Task material.
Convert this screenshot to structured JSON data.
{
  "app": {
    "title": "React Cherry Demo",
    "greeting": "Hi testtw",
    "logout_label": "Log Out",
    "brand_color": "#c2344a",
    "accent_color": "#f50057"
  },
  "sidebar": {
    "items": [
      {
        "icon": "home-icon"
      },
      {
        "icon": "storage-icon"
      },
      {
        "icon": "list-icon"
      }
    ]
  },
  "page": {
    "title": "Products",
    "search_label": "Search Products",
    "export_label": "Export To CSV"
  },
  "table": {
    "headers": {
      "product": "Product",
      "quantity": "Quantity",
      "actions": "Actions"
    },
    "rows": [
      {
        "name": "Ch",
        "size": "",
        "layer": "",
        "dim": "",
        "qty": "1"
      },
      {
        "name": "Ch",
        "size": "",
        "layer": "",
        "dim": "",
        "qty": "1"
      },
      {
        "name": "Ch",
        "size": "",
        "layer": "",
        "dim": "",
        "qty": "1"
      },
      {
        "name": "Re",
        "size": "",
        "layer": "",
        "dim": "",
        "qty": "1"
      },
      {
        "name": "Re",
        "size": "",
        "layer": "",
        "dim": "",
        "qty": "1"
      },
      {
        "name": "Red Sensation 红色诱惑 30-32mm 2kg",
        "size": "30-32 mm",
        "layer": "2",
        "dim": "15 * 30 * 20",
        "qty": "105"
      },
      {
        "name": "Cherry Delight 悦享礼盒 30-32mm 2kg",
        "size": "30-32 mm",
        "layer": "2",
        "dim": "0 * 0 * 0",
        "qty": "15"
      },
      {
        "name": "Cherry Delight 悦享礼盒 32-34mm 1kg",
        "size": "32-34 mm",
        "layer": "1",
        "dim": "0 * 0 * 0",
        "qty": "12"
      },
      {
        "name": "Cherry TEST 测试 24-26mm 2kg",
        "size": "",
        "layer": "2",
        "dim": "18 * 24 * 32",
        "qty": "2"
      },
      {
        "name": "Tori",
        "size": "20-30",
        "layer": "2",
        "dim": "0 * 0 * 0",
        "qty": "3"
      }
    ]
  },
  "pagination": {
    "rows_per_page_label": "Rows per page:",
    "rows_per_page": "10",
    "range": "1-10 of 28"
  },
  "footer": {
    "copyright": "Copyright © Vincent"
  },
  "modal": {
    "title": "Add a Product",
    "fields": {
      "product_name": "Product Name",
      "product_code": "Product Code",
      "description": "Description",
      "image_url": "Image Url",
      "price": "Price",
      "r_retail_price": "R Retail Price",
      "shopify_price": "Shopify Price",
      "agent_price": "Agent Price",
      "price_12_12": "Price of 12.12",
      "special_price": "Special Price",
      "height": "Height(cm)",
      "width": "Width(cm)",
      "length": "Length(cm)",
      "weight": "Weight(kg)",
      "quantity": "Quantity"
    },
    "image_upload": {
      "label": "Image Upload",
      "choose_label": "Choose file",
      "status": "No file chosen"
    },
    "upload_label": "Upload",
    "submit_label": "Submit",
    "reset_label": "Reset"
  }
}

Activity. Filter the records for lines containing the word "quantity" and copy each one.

Answer for this exercise.
      "quantity": "Quantity",
      "quantity": "Quantity"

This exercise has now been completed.